In some scenarios, backups are required to meet service level agreements (SLAs) with customers or partners. Typically, there are certain applications that business leadership wants backup protection extended beyond the baseline set forth by IT management. These frequency and retention requirements might stack atop of your operational backup requirements.
Some compliance requirements are rather open-ended, while others will tell you exactly how long to retain records. For example, some state governments require keeping employee records for 7 years. If records are kept within a closed-access database and are not purged until they are 7 years old, the data is always in the database and you’re technically following the rule of the law. Therefore, your normal backup retention policies are more than sufficient.
Again, these compliance requirements might stack atop of operational backup requirements.
While often overlooked, it’s a good question to ask if data should be destroyed when it ceases to be useful. Consider that if you have old data that will never be used by you and aren’t required to keep, but you still must protect it, it might it be better and more cost-efficient to just destroy it. On a personal level, we do this at home already. Why not also consider it in our businesses?
For example, consider the legal component of this question. One might consult with the firm’s attorney to determine how long to keep data and when it is prudent to destroy data after a certain point in time. For example, an attorney may do some discovery work on current statutes of limitations for product liability and find that up to two years is when an action must be brought to suit. Keeping data older than two years could actually be burdensome since it might be required to make it available during discovery. Having a written policy deeming that such information should be destroyed after two years and following through with the destruction could prevent future legal headaches.
Outside of litigation, a lot data also ceases to be worthwhile to keep. Think of your own home records as an example. You might keep tax returns indefinitely, but supporting documentation like W-2s, 1099, receipts might be shredded after 7 years. Bank, credit card statements, pay stubs, etc. might only be kept a year.
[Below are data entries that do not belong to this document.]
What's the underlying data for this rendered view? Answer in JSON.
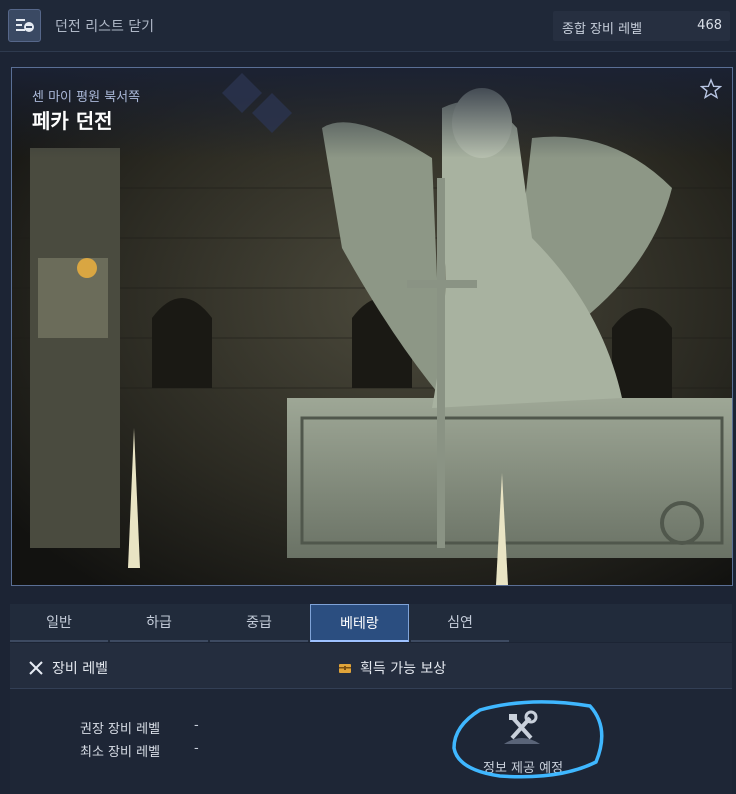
{
  "topbar": {
    "close_label": "던전 리스트 닫기",
    "gear_label": "종합 장비 레벨",
    "gear_value": "468"
  },
  "dungeon": {
    "region": "센 마이 평원 북서쪽",
    "name": "페카 던전"
  },
  "tabs": [
    {
      "label": "일반",
      "active": false
    },
    {
      "label": "하급",
      "active": false
    },
    {
      "label": "중급",
      "active": false
    },
    {
      "label": "베테랑",
      "active": true
    },
    {
      "label": "심연",
      "active": false
    }
  ],
  "panel": {
    "equip_header": "장비 레벨",
    "reward_header": "획득 가능 보상",
    "recommended_label": "권장 장비 레벨",
    "recommended_value": "-",
    "minimum_label": "최소 장비 레벨",
    "minimum_value": "-",
    "reward_text": "정보 제공 예정"
  },
  "colors": {
    "accent": "#2b4e80",
    "gold": "#e0a43a",
    "annotation": "#3fb7ff"
  }
}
Keeping business information requires that you protect data even if it’s no longer useful. If it costs more to keep and you don’t need it then why keep it?
Like any other written backup policy, having written and published policies regarding backups can go a long way toward documenting, clarifying and serving as a basis. There are a lot of policy templates available, and the policy doesn’t necessitate being wordy or verbose. Rather, a policy can be a page or two long that states the purpose of the policy. The policy itself can be a simple table detailing the types of data, frequency of backup, onsite retention, offsite retention and a comment stating the rationale for the requirements. Take a look at the following example:
The table above isn’t meant to be taken verbatim, but as a model of how simple a written backup policy can be. Such policies are easier to understand by business leaders and can then be re-negotiated should changes be required.
To wrap things up, remember that backups are needed to recover from operational disasters, but certain business, regulatory, or legal requirements may demand that you protect data for even longer periods. Document your standard and extended backup policies and be sure to work with legal professionals to determine when to purge the data.